Work request:
Find and copy each line of the data that includes "value".

Recorded information:
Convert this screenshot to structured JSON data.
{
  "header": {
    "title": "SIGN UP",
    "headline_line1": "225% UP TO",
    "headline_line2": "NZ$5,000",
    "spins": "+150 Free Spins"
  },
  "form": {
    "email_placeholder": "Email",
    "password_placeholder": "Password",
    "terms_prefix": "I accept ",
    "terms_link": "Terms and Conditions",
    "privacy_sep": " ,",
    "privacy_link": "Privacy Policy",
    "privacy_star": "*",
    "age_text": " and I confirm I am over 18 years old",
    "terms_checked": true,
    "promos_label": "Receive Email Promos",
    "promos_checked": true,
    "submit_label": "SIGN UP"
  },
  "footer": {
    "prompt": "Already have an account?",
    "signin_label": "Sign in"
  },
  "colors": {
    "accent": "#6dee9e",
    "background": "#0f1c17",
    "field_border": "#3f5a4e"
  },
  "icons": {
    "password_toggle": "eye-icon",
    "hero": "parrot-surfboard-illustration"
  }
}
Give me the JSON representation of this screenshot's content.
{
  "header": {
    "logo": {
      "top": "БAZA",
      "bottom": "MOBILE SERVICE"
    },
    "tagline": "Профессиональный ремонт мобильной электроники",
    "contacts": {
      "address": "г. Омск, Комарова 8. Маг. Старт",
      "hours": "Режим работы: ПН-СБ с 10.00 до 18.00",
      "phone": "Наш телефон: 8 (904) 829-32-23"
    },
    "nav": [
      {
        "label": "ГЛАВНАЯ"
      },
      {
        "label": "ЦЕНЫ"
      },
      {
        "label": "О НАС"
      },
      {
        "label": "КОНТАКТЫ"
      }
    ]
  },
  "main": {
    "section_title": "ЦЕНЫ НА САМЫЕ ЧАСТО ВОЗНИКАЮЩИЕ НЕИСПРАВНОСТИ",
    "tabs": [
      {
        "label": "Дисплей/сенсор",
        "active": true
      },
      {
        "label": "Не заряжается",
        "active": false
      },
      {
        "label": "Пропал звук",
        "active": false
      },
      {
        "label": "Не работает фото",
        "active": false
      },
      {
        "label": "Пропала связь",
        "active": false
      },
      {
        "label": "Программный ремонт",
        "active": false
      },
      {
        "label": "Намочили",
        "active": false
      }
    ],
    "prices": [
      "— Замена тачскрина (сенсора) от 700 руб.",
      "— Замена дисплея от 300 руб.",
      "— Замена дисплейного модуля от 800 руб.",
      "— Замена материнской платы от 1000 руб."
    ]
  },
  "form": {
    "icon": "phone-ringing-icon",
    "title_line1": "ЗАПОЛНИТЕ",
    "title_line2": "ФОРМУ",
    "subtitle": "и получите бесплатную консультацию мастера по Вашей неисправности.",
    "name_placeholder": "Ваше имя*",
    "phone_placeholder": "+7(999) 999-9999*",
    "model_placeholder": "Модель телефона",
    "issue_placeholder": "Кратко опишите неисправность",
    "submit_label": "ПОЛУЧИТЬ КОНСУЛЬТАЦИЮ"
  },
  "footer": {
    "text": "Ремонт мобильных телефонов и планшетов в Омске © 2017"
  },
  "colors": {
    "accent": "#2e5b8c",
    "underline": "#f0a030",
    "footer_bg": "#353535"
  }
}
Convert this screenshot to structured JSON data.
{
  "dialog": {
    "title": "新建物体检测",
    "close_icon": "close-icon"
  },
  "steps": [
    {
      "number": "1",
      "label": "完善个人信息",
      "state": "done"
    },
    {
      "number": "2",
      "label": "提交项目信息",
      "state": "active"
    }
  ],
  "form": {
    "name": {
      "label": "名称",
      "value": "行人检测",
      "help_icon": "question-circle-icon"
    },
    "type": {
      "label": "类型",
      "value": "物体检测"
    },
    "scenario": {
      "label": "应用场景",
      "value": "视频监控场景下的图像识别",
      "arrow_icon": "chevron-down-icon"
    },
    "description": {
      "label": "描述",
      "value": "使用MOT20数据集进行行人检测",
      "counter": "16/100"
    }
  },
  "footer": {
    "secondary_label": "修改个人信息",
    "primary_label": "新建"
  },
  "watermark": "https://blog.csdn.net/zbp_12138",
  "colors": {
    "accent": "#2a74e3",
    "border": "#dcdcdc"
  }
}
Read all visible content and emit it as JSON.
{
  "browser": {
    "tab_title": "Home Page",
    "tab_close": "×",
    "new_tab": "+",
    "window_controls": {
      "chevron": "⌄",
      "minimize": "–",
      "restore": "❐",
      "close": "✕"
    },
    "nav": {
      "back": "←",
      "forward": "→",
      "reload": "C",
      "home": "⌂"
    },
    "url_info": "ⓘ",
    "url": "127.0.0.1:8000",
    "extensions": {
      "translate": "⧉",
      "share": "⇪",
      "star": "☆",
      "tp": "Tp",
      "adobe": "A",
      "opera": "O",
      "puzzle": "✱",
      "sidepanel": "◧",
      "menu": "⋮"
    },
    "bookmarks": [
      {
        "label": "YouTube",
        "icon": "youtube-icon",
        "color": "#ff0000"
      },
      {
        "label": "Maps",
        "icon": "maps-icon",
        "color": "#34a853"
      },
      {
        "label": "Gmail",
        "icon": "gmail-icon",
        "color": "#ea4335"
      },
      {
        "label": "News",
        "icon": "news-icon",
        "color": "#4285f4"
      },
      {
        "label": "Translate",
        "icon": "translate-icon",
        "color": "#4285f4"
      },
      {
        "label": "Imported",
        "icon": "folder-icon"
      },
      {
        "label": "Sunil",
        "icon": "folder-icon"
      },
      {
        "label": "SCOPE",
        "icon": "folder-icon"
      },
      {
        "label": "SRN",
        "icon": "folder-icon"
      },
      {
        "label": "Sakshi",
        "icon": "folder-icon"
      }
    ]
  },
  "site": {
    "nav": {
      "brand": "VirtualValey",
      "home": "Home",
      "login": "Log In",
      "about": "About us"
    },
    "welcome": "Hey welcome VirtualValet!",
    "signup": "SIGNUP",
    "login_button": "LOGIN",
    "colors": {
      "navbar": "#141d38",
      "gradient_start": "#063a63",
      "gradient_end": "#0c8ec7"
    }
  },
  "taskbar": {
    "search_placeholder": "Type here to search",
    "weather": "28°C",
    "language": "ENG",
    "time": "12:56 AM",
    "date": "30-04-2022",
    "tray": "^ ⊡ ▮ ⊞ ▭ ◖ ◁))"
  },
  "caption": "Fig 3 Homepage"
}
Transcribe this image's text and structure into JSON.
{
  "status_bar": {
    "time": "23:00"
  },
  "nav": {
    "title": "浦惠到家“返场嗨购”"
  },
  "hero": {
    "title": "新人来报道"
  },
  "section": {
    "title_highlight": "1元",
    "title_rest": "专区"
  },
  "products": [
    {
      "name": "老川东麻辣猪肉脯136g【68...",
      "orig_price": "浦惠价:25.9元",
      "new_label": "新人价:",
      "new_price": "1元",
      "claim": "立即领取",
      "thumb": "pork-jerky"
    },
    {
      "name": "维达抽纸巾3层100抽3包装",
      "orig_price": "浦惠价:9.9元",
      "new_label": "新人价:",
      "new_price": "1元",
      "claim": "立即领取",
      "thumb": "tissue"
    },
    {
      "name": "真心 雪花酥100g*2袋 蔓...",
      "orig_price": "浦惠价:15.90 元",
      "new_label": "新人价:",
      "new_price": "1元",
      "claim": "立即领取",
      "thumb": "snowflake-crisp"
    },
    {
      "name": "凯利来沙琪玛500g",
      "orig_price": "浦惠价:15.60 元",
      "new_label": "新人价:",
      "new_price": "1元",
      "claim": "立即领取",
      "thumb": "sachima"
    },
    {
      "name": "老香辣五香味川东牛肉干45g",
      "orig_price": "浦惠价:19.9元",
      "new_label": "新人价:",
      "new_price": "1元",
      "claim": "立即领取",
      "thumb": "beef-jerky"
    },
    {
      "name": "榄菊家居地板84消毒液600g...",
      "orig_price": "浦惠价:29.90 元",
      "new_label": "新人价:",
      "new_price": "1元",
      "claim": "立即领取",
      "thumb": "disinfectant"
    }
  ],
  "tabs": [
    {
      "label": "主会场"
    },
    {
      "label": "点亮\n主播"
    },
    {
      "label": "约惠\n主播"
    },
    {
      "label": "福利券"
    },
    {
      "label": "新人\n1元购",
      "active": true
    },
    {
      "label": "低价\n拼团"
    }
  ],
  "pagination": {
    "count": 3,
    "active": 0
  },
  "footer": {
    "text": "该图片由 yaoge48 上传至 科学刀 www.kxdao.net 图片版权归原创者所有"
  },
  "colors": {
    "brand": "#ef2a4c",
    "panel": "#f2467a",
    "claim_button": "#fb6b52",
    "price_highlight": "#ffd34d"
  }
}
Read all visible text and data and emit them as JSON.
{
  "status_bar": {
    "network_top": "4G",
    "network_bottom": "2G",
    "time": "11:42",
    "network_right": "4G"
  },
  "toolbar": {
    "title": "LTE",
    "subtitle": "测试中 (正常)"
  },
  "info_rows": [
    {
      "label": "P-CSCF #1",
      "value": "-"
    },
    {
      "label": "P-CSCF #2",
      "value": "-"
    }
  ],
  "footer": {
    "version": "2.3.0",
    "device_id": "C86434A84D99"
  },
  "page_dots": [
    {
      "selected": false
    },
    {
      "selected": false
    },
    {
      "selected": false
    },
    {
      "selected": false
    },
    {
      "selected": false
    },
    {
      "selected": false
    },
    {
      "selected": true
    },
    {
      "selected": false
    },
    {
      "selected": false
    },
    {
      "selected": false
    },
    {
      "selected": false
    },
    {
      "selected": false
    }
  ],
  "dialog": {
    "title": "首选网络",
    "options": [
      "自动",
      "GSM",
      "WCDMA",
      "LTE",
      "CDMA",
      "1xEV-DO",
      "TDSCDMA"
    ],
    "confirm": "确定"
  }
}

Result:
      "value": "行人检测",
      "value": "物体检测"
      "value": "视频监控场景下的图像识别",
      "value": "使用MOT20数据集进行行人检测",
      "value": "-"
      "value": "-"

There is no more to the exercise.